**** DATA FOR THIS EXERCISE ****

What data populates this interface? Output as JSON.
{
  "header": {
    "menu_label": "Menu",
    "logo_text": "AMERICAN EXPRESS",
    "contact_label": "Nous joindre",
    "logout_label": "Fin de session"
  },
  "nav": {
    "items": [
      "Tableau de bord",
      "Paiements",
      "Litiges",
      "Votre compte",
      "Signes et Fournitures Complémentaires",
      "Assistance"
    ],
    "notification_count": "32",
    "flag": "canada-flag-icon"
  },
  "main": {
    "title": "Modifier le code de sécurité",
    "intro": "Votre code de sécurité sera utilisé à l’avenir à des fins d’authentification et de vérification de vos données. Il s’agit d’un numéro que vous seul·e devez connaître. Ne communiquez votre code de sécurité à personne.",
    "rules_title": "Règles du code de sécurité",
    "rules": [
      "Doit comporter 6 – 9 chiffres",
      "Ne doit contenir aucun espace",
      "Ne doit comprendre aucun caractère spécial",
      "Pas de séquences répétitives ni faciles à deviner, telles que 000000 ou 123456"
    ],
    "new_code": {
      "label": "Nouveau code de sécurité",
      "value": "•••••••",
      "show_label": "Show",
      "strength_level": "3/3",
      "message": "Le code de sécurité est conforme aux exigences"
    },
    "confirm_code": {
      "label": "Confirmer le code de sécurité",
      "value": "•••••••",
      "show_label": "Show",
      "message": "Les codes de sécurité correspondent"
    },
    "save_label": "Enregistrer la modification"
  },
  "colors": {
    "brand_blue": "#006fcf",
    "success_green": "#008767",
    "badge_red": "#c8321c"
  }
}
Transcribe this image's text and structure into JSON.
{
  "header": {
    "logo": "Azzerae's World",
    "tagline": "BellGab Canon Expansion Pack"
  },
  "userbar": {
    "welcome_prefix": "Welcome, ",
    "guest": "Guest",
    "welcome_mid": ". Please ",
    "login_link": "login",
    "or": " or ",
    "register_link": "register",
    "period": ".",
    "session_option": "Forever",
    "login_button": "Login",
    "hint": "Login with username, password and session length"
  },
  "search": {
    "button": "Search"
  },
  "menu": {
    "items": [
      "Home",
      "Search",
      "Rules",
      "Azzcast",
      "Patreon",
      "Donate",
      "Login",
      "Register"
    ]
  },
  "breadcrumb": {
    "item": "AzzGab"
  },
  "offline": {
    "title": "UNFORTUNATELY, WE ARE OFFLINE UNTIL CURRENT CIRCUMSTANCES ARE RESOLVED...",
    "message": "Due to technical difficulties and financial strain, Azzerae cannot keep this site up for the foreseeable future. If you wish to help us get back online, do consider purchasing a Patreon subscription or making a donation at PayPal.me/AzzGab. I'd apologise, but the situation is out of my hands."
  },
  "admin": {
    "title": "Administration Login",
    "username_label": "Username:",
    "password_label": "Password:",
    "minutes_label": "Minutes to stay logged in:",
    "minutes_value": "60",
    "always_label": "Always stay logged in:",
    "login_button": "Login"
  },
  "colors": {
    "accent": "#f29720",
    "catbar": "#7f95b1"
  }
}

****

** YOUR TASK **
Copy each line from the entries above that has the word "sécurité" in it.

** EXERCISE OUTPUT **
    "title": "Modifier le code de sécurité",
    "intro": "Votre code de sécurité sera utilisé à l’avenir à des fins d’authentification et de vérification de vos données. Il s’agit d’un numéro que vous seul·e devez connaître. Ne communiquez votre code de sécurité à personne.",
    "rules_title": "Règles du code de sécurité",
      "label": "Nouveau code de sécurité",
      "message": "Le code de sécurité est conforme aux exigences"
      "label": "Confirmer le code de sécurité",
      "message": "Les codes de sécurité correspondent"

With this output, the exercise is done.